INSTRUCTIONS FOR THE TASK: State how many lines in the records hold the word "JSON", giving the number and no other text.

↓↓↓

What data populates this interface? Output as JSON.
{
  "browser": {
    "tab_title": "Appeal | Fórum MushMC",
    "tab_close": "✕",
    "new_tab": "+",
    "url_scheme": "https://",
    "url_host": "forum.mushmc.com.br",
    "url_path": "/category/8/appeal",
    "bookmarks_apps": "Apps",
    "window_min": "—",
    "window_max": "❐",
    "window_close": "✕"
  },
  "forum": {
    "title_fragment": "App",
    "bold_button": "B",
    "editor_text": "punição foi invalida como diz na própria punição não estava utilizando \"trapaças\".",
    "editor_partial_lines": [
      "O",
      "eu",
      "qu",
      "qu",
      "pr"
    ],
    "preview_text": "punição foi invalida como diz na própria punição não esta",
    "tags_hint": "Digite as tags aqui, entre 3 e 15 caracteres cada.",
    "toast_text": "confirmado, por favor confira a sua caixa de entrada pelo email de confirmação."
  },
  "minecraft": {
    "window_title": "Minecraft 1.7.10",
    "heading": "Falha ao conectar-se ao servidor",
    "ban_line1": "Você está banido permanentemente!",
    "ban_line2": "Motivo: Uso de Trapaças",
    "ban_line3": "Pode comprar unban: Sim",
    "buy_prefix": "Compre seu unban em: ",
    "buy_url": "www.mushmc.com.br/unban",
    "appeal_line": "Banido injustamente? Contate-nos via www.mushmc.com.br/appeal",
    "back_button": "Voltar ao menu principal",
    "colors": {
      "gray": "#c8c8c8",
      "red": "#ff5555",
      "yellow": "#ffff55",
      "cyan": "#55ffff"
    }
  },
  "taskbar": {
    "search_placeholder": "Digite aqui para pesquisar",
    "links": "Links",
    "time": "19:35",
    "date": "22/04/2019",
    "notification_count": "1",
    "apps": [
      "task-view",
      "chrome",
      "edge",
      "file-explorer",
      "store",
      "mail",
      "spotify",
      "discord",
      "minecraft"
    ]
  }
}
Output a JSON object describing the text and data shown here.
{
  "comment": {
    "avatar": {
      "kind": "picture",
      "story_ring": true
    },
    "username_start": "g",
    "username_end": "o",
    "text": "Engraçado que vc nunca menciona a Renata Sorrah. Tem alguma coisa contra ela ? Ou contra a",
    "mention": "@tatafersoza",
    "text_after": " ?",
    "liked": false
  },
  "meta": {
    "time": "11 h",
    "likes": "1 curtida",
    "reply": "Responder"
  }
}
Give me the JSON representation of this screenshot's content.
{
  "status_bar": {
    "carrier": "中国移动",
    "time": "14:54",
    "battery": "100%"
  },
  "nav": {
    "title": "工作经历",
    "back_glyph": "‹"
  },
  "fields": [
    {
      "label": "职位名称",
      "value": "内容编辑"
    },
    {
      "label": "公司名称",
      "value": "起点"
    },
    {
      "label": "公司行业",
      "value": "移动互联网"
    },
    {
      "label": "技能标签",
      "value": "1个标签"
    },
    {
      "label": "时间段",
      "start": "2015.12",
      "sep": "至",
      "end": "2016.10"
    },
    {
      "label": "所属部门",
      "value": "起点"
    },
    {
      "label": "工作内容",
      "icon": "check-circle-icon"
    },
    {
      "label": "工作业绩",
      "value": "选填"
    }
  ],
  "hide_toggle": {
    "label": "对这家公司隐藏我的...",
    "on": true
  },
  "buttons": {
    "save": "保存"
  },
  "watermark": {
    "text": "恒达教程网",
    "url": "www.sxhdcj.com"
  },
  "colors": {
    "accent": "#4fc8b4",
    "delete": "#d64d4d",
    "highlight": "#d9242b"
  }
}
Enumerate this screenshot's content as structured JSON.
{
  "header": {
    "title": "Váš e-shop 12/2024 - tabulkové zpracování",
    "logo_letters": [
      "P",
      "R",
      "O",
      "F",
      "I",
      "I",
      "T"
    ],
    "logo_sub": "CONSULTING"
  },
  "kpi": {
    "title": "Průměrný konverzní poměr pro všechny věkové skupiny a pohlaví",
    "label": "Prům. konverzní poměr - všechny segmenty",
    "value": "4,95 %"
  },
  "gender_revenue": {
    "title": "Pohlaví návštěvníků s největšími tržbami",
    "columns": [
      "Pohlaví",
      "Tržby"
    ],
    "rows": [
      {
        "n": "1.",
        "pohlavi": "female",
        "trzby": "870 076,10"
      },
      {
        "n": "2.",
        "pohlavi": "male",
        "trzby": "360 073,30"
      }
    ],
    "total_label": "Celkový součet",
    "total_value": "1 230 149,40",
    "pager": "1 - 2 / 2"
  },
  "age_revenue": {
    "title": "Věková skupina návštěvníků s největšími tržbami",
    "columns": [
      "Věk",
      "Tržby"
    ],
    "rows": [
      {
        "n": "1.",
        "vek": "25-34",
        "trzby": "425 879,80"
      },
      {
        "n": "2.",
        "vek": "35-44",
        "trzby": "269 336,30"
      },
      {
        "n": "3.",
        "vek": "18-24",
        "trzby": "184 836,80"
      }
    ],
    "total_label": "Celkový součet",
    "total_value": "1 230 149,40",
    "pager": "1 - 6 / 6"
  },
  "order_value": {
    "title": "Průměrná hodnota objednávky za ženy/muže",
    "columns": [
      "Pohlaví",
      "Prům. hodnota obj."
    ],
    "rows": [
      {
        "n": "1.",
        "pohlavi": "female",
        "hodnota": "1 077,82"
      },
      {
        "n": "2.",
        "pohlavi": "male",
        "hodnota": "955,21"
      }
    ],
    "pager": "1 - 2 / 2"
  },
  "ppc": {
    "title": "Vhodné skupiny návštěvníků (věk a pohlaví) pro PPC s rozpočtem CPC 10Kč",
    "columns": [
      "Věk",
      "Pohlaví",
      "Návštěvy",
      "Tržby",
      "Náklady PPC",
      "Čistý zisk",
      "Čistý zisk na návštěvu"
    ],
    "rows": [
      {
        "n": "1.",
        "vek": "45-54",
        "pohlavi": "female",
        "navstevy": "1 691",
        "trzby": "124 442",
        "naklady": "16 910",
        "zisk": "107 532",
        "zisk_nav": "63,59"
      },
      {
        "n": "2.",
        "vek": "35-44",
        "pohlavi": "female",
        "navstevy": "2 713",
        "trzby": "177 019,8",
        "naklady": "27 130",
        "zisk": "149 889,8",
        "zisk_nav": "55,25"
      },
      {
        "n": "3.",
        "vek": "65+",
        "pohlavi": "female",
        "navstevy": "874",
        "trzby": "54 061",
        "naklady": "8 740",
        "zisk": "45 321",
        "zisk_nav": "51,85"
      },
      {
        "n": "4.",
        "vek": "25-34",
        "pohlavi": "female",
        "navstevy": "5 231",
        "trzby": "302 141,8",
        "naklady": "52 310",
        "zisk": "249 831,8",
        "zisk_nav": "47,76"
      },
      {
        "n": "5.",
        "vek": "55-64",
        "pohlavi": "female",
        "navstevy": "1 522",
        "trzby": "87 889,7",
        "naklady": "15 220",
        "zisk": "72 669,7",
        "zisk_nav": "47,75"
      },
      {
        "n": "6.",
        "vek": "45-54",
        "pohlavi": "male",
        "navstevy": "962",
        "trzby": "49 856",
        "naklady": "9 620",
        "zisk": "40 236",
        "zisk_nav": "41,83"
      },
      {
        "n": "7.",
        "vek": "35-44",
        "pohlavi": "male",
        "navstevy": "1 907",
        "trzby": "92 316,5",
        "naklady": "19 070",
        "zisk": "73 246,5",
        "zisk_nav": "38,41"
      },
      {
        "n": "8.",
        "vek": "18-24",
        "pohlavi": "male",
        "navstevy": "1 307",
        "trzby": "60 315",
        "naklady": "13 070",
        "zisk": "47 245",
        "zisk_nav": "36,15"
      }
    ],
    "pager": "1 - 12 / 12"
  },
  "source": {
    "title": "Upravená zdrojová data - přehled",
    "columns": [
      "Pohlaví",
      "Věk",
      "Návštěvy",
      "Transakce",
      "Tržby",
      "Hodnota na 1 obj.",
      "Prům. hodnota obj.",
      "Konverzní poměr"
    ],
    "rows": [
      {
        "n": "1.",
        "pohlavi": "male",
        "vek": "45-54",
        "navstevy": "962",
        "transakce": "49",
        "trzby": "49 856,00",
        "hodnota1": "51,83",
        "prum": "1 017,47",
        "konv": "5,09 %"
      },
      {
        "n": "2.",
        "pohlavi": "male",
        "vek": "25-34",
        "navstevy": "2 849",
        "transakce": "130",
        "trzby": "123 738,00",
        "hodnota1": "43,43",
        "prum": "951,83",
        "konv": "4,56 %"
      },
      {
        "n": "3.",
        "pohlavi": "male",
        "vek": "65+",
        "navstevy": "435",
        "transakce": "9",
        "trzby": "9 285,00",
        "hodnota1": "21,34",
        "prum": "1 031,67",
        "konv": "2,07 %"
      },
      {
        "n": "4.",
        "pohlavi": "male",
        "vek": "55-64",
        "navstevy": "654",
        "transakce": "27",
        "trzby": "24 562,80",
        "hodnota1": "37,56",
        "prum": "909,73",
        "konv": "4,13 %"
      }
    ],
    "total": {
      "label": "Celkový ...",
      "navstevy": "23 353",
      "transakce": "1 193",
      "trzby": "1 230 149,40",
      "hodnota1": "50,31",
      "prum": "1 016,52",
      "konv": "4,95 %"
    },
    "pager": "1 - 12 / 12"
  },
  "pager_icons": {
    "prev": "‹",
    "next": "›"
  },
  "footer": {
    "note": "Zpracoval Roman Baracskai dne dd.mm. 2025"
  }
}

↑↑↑

WORKED SOLUTION: 4